__YOUR INSTRUCTIONS__
When the string "heading" is part of a line in the data below, report the whole line.

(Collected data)
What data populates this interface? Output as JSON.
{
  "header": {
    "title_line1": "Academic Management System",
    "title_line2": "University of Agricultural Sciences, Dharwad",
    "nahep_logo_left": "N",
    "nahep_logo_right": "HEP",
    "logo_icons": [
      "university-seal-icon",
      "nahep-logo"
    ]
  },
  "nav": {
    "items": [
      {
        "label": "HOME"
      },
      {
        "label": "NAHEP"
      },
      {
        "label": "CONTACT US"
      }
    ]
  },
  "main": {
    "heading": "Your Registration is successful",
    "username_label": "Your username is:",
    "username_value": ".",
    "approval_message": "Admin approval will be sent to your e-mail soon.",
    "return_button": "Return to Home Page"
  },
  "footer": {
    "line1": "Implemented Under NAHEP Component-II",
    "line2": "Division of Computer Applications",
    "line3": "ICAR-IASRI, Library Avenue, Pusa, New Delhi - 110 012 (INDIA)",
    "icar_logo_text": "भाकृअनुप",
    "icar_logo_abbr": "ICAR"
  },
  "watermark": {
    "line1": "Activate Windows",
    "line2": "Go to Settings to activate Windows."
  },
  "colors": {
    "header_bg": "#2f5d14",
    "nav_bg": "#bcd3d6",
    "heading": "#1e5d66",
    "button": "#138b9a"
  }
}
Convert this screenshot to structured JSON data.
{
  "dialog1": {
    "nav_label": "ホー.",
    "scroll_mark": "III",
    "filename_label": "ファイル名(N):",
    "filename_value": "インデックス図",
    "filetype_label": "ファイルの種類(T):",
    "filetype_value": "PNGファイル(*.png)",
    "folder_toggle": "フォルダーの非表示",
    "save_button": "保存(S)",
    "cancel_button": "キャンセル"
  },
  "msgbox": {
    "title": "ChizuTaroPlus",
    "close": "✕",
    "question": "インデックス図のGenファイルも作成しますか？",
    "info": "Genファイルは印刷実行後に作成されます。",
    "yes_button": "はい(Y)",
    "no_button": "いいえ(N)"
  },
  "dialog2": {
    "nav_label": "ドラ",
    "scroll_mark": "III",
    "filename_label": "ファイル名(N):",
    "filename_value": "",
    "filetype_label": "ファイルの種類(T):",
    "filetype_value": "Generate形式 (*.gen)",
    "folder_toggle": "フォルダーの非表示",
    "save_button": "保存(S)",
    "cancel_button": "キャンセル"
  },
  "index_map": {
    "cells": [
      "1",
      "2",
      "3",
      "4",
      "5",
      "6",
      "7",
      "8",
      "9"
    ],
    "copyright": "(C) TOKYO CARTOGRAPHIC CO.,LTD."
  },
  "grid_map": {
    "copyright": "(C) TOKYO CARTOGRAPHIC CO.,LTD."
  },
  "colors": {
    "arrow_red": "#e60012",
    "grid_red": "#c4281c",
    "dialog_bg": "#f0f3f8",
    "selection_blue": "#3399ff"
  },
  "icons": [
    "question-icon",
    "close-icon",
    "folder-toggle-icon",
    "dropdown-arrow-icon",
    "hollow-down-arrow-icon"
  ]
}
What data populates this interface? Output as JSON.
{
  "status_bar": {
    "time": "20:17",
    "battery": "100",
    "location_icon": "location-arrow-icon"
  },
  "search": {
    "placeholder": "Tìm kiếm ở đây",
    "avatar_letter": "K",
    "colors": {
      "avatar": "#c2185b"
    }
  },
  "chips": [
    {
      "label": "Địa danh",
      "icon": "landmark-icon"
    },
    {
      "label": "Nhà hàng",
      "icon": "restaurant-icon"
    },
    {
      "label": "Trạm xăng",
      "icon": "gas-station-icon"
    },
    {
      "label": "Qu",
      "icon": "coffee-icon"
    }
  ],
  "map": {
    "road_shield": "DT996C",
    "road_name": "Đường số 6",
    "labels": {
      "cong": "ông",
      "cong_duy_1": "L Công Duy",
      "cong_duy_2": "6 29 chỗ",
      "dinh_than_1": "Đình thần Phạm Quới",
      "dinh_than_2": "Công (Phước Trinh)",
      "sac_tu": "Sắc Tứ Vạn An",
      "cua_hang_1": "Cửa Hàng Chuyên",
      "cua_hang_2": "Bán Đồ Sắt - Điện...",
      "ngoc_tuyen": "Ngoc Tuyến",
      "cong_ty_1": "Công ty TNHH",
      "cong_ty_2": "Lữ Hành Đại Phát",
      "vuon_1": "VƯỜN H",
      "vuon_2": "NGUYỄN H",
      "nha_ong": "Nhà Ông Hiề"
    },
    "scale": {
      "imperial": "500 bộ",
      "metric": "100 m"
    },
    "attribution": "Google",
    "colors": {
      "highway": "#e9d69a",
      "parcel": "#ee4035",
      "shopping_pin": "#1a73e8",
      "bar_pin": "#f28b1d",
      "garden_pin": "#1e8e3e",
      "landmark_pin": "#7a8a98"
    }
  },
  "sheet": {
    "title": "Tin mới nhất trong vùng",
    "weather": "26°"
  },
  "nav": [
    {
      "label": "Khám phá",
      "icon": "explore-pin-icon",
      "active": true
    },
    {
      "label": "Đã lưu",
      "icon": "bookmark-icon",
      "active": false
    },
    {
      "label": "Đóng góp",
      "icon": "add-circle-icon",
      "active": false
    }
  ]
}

__RESPONSE TO THE EXERCISE__
    "heading": "Your Registration is successful",
    "heading": "#1e5d66",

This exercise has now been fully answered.